> **DATASET RECORDS**:
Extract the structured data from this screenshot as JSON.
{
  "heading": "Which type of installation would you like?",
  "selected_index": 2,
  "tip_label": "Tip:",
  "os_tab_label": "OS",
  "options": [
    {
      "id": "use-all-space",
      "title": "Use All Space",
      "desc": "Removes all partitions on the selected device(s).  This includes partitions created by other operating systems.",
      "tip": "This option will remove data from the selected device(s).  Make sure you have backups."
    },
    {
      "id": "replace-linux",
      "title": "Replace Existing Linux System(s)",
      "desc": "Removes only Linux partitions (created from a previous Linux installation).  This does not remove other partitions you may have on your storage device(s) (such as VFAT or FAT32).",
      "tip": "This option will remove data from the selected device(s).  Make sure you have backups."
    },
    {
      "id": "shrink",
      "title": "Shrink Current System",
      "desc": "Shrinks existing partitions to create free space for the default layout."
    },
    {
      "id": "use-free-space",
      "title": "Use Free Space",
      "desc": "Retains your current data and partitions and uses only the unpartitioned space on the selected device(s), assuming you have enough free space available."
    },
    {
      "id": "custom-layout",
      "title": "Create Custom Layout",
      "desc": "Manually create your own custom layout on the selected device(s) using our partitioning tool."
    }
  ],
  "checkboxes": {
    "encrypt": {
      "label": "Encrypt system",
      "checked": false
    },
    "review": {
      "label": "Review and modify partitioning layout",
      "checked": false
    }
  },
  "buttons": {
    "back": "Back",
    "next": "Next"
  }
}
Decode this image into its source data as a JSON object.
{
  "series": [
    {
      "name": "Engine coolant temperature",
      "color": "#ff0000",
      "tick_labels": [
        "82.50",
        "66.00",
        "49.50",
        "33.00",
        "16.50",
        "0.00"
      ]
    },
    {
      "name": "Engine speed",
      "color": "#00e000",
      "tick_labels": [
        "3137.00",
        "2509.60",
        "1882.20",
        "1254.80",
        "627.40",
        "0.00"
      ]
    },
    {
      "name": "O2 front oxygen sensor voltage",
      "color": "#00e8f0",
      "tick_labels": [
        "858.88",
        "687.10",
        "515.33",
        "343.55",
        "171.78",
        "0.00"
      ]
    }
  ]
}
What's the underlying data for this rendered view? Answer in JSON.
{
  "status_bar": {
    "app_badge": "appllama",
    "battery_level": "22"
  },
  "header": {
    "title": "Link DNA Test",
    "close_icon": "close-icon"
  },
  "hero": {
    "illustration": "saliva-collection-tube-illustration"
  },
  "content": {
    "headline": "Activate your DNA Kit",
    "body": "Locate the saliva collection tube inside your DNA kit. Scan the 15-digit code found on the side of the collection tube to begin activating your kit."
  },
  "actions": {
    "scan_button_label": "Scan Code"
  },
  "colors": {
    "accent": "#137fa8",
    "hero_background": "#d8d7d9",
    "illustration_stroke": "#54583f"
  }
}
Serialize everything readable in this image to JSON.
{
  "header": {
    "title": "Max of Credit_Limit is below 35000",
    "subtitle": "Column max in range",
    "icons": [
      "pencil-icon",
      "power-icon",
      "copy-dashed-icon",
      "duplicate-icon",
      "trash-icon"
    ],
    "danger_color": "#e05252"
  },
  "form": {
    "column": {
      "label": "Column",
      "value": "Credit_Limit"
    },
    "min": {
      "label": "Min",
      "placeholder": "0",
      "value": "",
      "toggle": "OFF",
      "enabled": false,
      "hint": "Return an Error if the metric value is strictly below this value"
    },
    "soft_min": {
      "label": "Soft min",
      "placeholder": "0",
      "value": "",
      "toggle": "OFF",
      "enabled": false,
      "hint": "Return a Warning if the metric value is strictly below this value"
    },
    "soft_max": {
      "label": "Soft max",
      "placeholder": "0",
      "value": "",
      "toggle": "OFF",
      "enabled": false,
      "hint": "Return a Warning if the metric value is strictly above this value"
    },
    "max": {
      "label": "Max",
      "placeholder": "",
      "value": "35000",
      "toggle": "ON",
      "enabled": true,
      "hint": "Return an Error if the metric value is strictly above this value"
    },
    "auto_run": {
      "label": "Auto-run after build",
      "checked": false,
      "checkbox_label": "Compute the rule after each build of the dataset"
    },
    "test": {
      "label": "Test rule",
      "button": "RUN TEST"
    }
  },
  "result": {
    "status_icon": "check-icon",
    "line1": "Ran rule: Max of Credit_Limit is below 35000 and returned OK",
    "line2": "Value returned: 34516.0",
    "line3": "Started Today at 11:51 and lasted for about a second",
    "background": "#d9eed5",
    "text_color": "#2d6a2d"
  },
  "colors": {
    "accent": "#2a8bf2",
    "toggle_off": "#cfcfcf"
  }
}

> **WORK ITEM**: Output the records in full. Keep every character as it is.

> **ANSWER**:
Extract the structured data from this screenshot as JSON.
{
  "heading": "Which type of installation would you like?",
  "selected_index": 2,
  "tip_label": "Tip:",
  "os_tab_label": "OS",
  "options": [
    {
      "id": "use-all-space",
      "title": "Use All Space",
      "desc": "Removes all partitions on the selected device(s).  This includes partitions created by other operating systems.",
      "tip": "This option will remove data from the selected device(s).  Make sure you have backups."
    },
    {
      "id": "replace-linux",
      "title": "Replace Existing Linux System(s)",
      "desc": "Removes only Linux partitions (created from a previous Linux installation).  This does not remove other partitions you may have on your storage device(s) (such as VFAT or FAT32).",
      "tip": "This option will remove data from the selected device(s).  Make sure you have backups."
    },
    {
      "id": "shrink",
      "title": "Shrink Current System",
      "desc": "Shrinks existing partitions to create free space for the default layout."
    },
    {
      "id": "use-free-space",
      "title": "Use Free Space",
      "desc": "Retains your current data and partitions and uses only the unpartitioned space on the selected device(s), assuming you have enough free space available."
    },
    {
      "id": "custom-layout",
      "title": "Create Custom Layout",
      "desc": "Manually create your own custom layout on the selected device(s) using our partitioning tool."
    }
  ],
  "checkboxes": {
    "encrypt": {
      "label": "Encrypt system",
      "checked": false
    },
    "review": {
      "label": "Review and modify partitioning layout",
      "checked": false
    }
  },
  "buttons": {
    "back": "Back",
    "next": "Next"
  }
}
Decode this image into its source data as a JSON object.
{
  "series": [
    {
      "name": "Engine coolant temperature",
      "color": "#ff0000",
      "tick_labels": [
        "82.50",
        "66.00",
        "49.50",
        "33.00",
        "16.50",
        "0.00"
      ]
    },
    {
      "name": "Engine speed",
      "color": "#00e000",
      "tick_labels": [
        "3137.00",
        "2509.60",
        "1882.20",
        "1254.80",
        "627.40",
        "0.00"
      ]
    },
    {
      "name": "O2 front oxygen sensor voltage",
      "color": "#00e8f0",
      "tick_labels": [
        "858.88",
        "687.10",
        "515.33",
        "343.55",
        "171.78",
        "0.00"
      ]
    }
  ]
}
What's the underlying data for this rendered view? Answer in JSON.
{
  "status_bar": {
    "app_badge": "appllama",
    "battery_level": "22"
  },
  "header": {
    "title": "Link DNA Test",
    "close_icon": "close-icon"
  },
  "hero": {
    "illustration": "saliva-collection-tube-illustration"
  },
  "content": {
    "headline": "Activate your DNA Kit",
    "body": "Locate the saliva collection tube inside your DNA kit. Scan the 15-digit code found on the side of the collection tube to begin activating your kit."
  },
  "actions": {
    "scan_button_label": "Scan Code"
  },
  "colors": {
    "accent": "#137fa8",
    "hero_background": "#d8d7d9",
    "illustration_stroke": "#54583f"
  }
}
Serialize everything readable in this image to JSON.
{
  "header": {
    "title": "Max of Credit_Limit is below 35000",
    "subtitle": "Column max in range",
    "icons": [
      "pencil-icon",
      "power-icon",
      "copy-dashed-icon",
      "duplicate-icon",
      "trash-icon"
    ],
    "danger_color": "#e05252"
  },
  "form": {
    "column": {
      "label": "Column",
      "value": "Credit_Limit"
    },
    "min": {
      "label": "Min",
      "placeholder": "0",
      "value": "",
      "toggle": "OFF",
      "enabled": false,
      "hint": "Return an Error if the metric value is strictly below this value"
    },
    "soft_min": {
      "label": "Soft min",
      "placeholder": "0",
      "value": "",
      "toggle": "OFF",
      "enabled": false,
      "hint": "Return a Warning if the metric value is strictly below this value"
    },
    "soft_max": {
      "label": "Soft max",
      "placeholder": "0",
      "value": "",
      "toggle": "OFF",
      "enabled": false,
      "hint": "Return a Warning if the metric value is strictly above this value"
    },
    "max": {
      "label": "Max",
      "placeholder": "",
      "value": "35000",
      "toggle": "ON",
      "enabled": true,
      "hint": "Return an Error if the metric value is strictly above this value"
    },
    "auto_run": {
      "label": "Auto-run after build",
      "checked": false,
      "checkbox_label": "Compute the rule after each build of the dataset"
    },
    "test": {
      "label": "Test rule",
      "button": "RUN TEST"
    }
  },
  "result": {
    "status_icon": "check-icon",
    "line1": "Ran rule: Max of Credit_Limit is below 35000 and returned OK",
    "line2": "Value returned: 34516.0",
    "line3": "Started Today at 11:51 and lasted for about a second",
    "background": "#d9eed5",
    "text_color": "#2d6a2d"
  },
  "colors": {
    "accent": "#2a8bf2",
    "toggle_off": "#cfcfcf"
  }
}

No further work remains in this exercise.